E. multilocularis infection needs to be differentiated from hepatic malignancy. Liver biopsy specimens are considered the gold standard for diagnosis. However, its use is limited due to the high risk of infection spreading. Diagnosis is therefore best achieved by imaging and antibody detection using recombinant antigens. These diagnostic tests are not widely available at all medical facilities. ELISA to measure anti-E. granulosus immunoglobulin G titers is considered useful for predicting recurrence (131).

Treatment and prevention:  The presence of hydatid disease should be recognized and treated with the surgical removal of the cysts and albendazole therapy before transplantation (132). Donors from endemic areas may have unrecognized hydatid cysts that are found at the time of organ procurement. In an effort to reduce the organ shortage, some have suggested that livers with hydatid cysts be used for transplantation provided that the cyst is unique and calcified (133), that it does not communicate with the biliary tree, and that a closed resection of the cyst is feasible without damaging the main vascular and biliary structures (134). Treatment with albendazole (15 mg/(kg day)) is recommended for a minimum of 2 years after transplantation even in cases of apparently curative surgery (128).

Although radical surgical excision is necessary for the treatment of E. multilocularis infection, recent reports provide evidence that long-term treatment with benzimidazole may slow the progression of the disease (127).

References
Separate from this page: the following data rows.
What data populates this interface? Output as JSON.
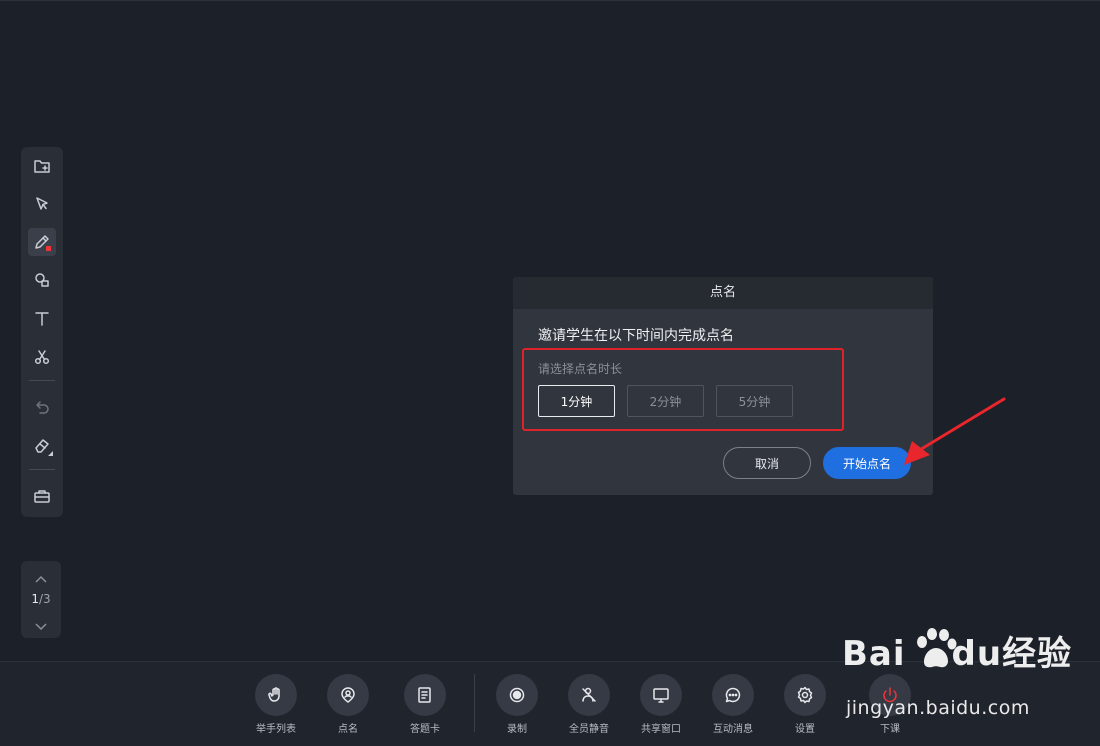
{
  "dialog": {
    "title": "点名",
    "message": "邀请学生在以下时间内完成点名",
    "subtitle": "请选择点名时长",
    "options": [
      {
        "label": "1分钟",
        "selected": true
      },
      {
        "label": "2分钟",
        "selected": false
      },
      {
        "label": "5分钟",
        "selected": false
      }
    ],
    "cancel_label": "取消",
    "start_label": "开始点名"
  },
  "pager": {
    "current": "1",
    "total": "/3"
  },
  "toolbar": {
    "tools": [
      "folder-add-icon",
      "pointer-icon",
      "pen-icon",
      "shapes-icon",
      "text-icon",
      "scissors-icon",
      "undo-icon",
      "eraser-icon",
      "toolbox-icon"
    ]
  },
  "bottom": {
    "items": [
      {
        "label": "举手列表",
        "icon": "raise-hand-icon"
      },
      {
        "label": "点名",
        "icon": "roll-call-icon"
      },
      {
        "label": "答题卡",
        "icon": "answer-card-icon"
      },
      {
        "label": "录制",
        "icon": "record-icon"
      },
      {
        "label": "全员静音",
        "icon": "mute-all-icon"
      },
      {
        "label": "共享窗口",
        "icon": "share-window-icon"
      },
      {
        "label": "互动消息",
        "icon": "message-icon"
      },
      {
        "label": "设置",
        "icon": "gear-icon"
      },
      {
        "label": "下课",
        "icon": "power-icon"
      }
    ]
  },
  "watermark": {
    "brand_a": "Bai",
    "brand_b": "du",
    "brand_c": "经验",
    "url": "jingyan.baidu.com"
  },
  "colors": {
    "accent": "#1f6fe0",
    "highlight": "#e0232a",
    "background": "#1c2029",
    "pen_dot": "#f0343a"
  }
}
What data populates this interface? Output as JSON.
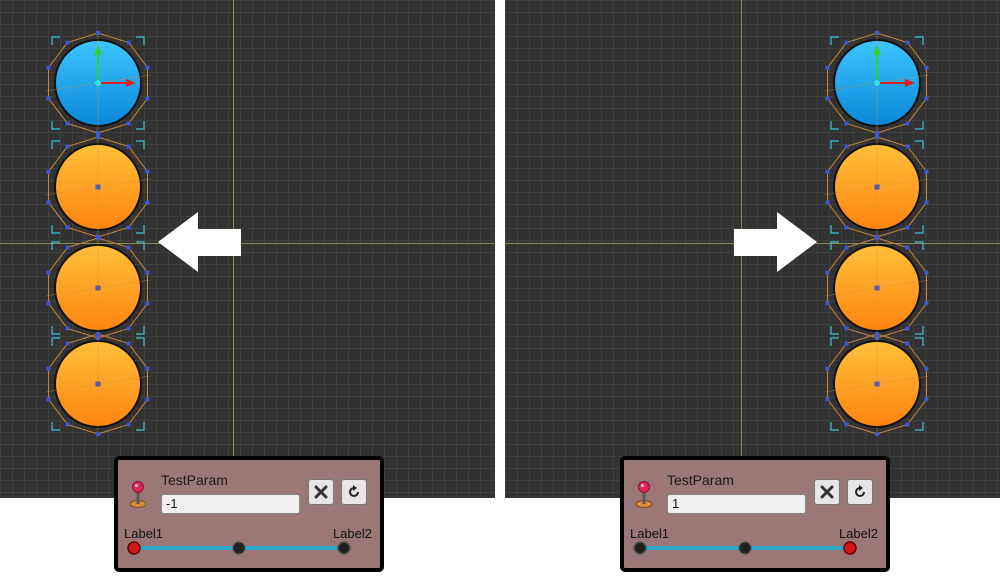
{
  "panels": [
    {
      "param_name": "TestParam",
      "value": "-1",
      "slider": {
        "label_min": "Label1",
        "label_max": "Label2",
        "position": 0.0
      }
    },
    {
      "param_name": "TestParam",
      "value": "1",
      "slider": {
        "label_min": "Label1",
        "label_max": "Label2",
        "position": 1.0
      }
    }
  ],
  "arrows": [
    "left",
    "right"
  ],
  "colors": {
    "viewport_bg": "#323232",
    "grid_line": "#3f3f3f",
    "axis_line": "#8d8a52",
    "panel_bg": "#9c7777",
    "circle_blue": "#1aa7ec",
    "circle_orange": "#ff9f1a",
    "mesh_outline": "#c9863a",
    "vertex": "#3c56d6",
    "selection_bracket": "#38c6d8",
    "slider_track": "#2aa7c8",
    "handle_active": "#d01818",
    "handle_inactive": "#222222"
  }
}
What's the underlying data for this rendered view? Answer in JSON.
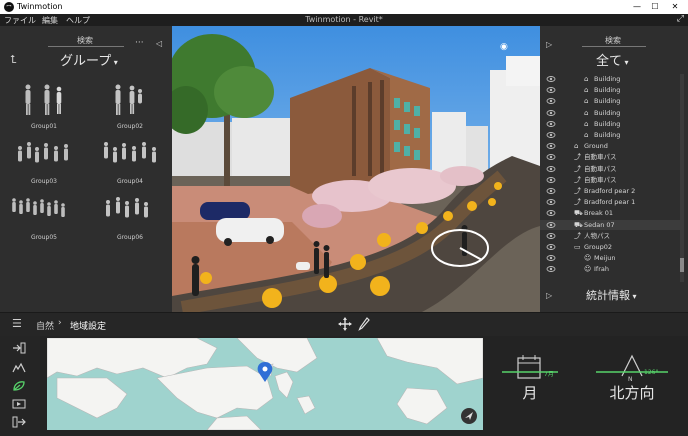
{
  "window": {
    "app_title": "Twinmotion",
    "document_title": "Twinmotion - Revit*",
    "logo_glyph": "ꟷ",
    "minimize": "—",
    "maximize": "☐",
    "close": "✕"
  },
  "menu": {
    "file": "ファイル",
    "edit": "編集",
    "help": "ヘルプ",
    "expand_icon": "⤢"
  },
  "library": {
    "search_label": "検索",
    "back_icon": "⮤",
    "more_icon": "···",
    "collapse_icon": "◁",
    "category": "グループ",
    "groups": [
      "Group01",
      "Group02",
      "Group03",
      "Group04",
      "Group05",
      "Group06"
    ]
  },
  "scene": {
    "search_label": "検索",
    "filter": "全て",
    "expand_icon": "▷",
    "rows": [
      {
        "icon": "building-icon",
        "glyph": "⌂",
        "label": "Building",
        "indent": 1
      },
      {
        "icon": "building-icon",
        "glyph": "⌂",
        "label": "Building",
        "indent": 1
      },
      {
        "icon": "building-icon",
        "glyph": "⌂",
        "label": "Building",
        "indent": 1
      },
      {
        "icon": "building-icon",
        "glyph": "⌂",
        "label": "Building",
        "indent": 1
      },
      {
        "icon": "building-icon",
        "glyph": "⌂",
        "label": "Building",
        "indent": 1
      },
      {
        "icon": "building-icon",
        "glyph": "⌂",
        "label": "Building",
        "indent": 1
      },
      {
        "icon": "ground-icon",
        "glyph": "⌂",
        "label": "Ground",
        "indent": 0
      },
      {
        "icon": "path-icon",
        "glyph": "⤴",
        "label": "自動車パス",
        "indent": 0
      },
      {
        "icon": "path-icon",
        "glyph": "⤴",
        "label": "自動車パス",
        "indent": 0
      },
      {
        "icon": "path-icon",
        "glyph": "⤴",
        "label": "自動車パス",
        "indent": 0
      },
      {
        "icon": "path-icon",
        "glyph": "⤴",
        "label": "Bradford pear 2",
        "indent": 0
      },
      {
        "icon": "path-icon",
        "glyph": "⤴",
        "label": "Bradford pear 1",
        "indent": 0
      },
      {
        "icon": "car-icon",
        "glyph": "⛟",
        "label": "Break 01",
        "indent": 0
      },
      {
        "icon": "car-icon",
        "glyph": "⛟",
        "label": "Sedan 07",
        "indent": 0
      },
      {
        "icon": "path-icon",
        "glyph": "⤴",
        "label": "人物パス",
        "indent": 0
      },
      {
        "icon": "folder-icon",
        "glyph": "▭",
        "label": "Group02",
        "indent": 0
      },
      {
        "icon": "person-icon",
        "glyph": "☺",
        "label": "Meijun",
        "indent": 1
      },
      {
        "icon": "person-icon",
        "glyph": "☺",
        "label": "Ifrah",
        "indent": 1
      }
    ],
    "selected_index": 13,
    "stats_icon": "▷",
    "stats_label": "統計情報"
  },
  "breadcrumb": {
    "menu_icon": "☰",
    "parent": "自然",
    "separator": "›",
    "current": "地域設定"
  },
  "viewport": {
    "eye_icon": "◉"
  },
  "location": {
    "month_label": "月",
    "month_value": "7月",
    "direction_label": "北方向",
    "direction_value": "126°",
    "north_letter": "N"
  },
  "colors": {
    "accent": "#57d36a",
    "panel": "#2e2e2e",
    "water": "#9fd3ce",
    "land": "#f4f4f2",
    "marker": "#2f6fd6"
  }
}
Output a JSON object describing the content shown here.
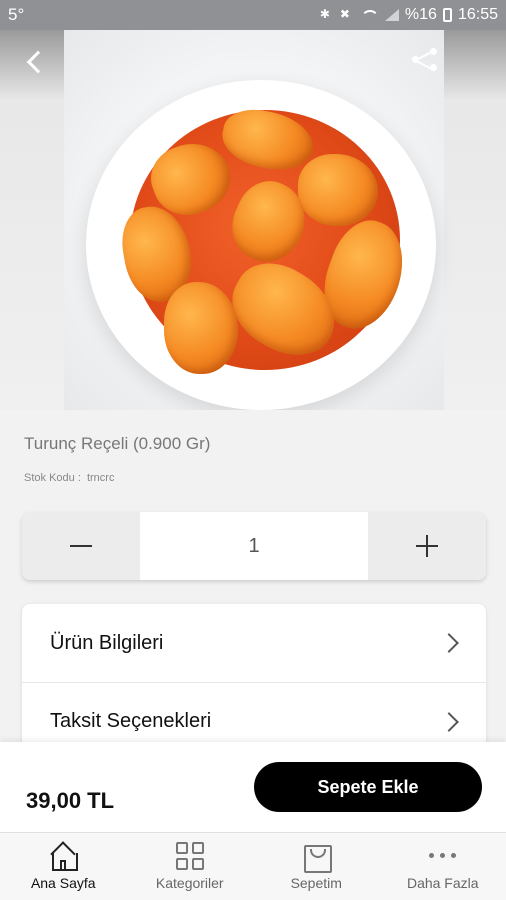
{
  "status_bar": {
    "left_text": "5°",
    "battery_text": "%16",
    "time": "16:55"
  },
  "product": {
    "title": "Turunç Reçeli (0.900 Gr)",
    "stock_label": "Stok Kodu :",
    "stock_code": "trncrc"
  },
  "quantity": {
    "value": "1"
  },
  "info_list": {
    "items": [
      {
        "label": "Ürün Bilgileri"
      },
      {
        "label": "Taksit Seçenekleri"
      }
    ]
  },
  "buy_bar": {
    "price": "39,00 TL",
    "add_to_cart_label": "Sepete Ekle"
  },
  "bottom_nav": {
    "items": [
      {
        "label": "Ana Sayfa",
        "icon": "home-icon"
      },
      {
        "label": "Kategoriler",
        "icon": "grid-icon"
      },
      {
        "label": "Sepetim",
        "icon": "bag-icon"
      },
      {
        "label": "Daha Fazla",
        "icon": "dots-icon"
      }
    ]
  },
  "colors": {
    "primary_button": "#000000",
    "status_bar": "#8f9194",
    "syrup": "#e04a18",
    "peel": "#f58a23"
  }
}
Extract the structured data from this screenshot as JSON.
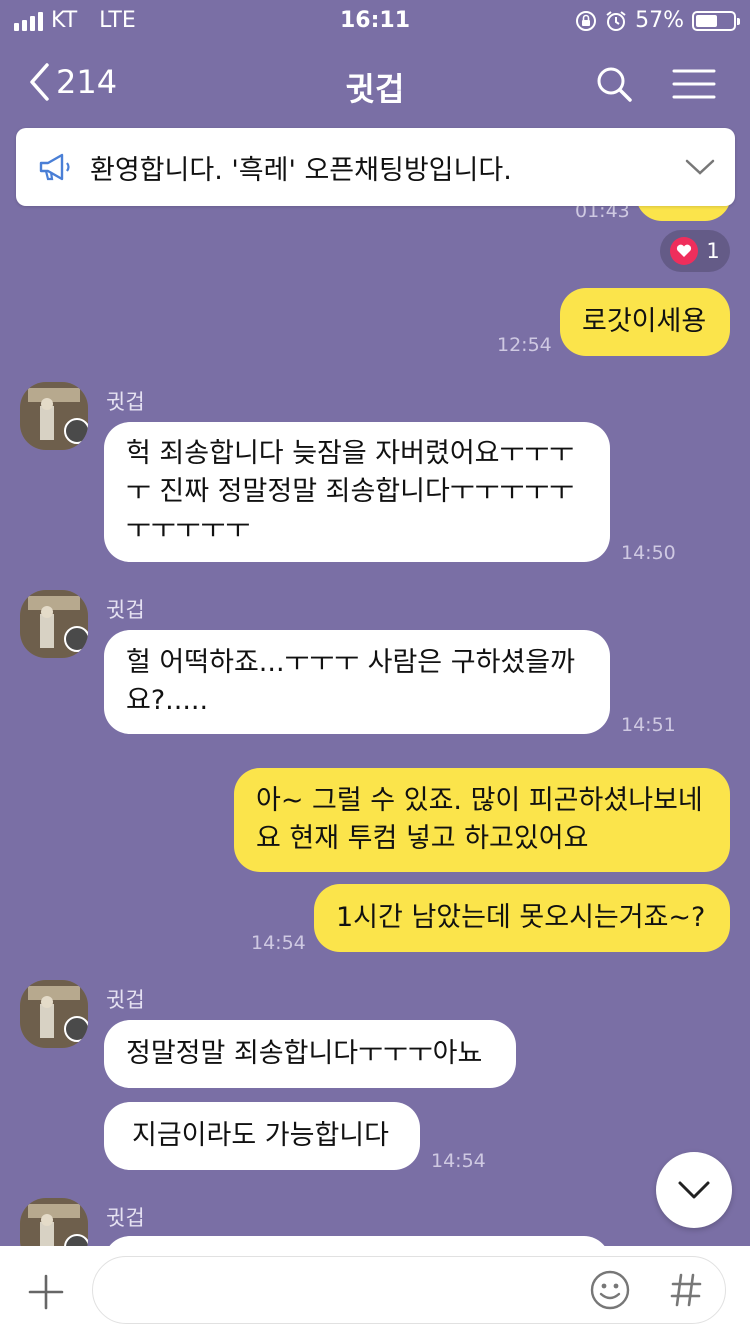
{
  "status": {
    "carrier": "KT",
    "network": "LTE",
    "time": "16:11",
    "battery": "57%",
    "battery_fraction": 0.57
  },
  "nav": {
    "back_count": "214",
    "title": "귓겁"
  },
  "notice": {
    "text": "환영합니다. '흑레' 오픈채팅방입니다."
  },
  "messages": {
    "partial_ts": "01:43",
    "heart_count": "1",
    "m1": {
      "text": "로갓이세용",
      "ts": "12:54"
    },
    "g1": {
      "sender": "귓겁",
      "text": "헉 죄송합니다 늦잠을 자버렸어요ㅜㅜㅜㅜ 진짜 정말정말 죄송합니다ㅜㅜㅜㅜㅜㅜㅜㅜㅜㅜ",
      "ts": "14:50"
    },
    "g2": {
      "sender": "귓겁",
      "text": "헐 어떡하죠...ㅜㅜㅜ 사람은 구하셨을까요?.....",
      "ts": "14:51"
    },
    "m2": {
      "text": "아~ 그럴 수 있죠. 많이 피곤하셨나보네요 현재 투컴 넣고 하고있어요"
    },
    "m3": {
      "text": "1시간 남았는데 못오시는거죠~?",
      "ts": "14:54"
    },
    "g3": {
      "sender": "귓겁",
      "text1": "정말정말 죄송합니다ㅜㅜㅜ아뇨",
      "text2": "지금이라도 가능합니다",
      "ts": "14:54"
    },
    "g4": {
      "sender": "귓겁"
    }
  },
  "input": {
    "placeholder": "",
    "value": ""
  },
  "colors": {
    "background": "#7a6fa5",
    "my_bubble": "#fbe44b",
    "their_bubble": "#ffffff",
    "heart": "#ef2e5c"
  }
}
  1. Top of page
  2. Introduction
  3. Protozoa-Nonintestinal
  4. Intestinal Parasites
  5. Protozoa: Cryptosporidium/Isospora Belli/Cyclospora Family Microsporidia/Blastocystis Hominis/Giardia
  6. Intestinal nematodes
  7. Trematodes
  8. Cestodes
  9. Disclosure
  10. References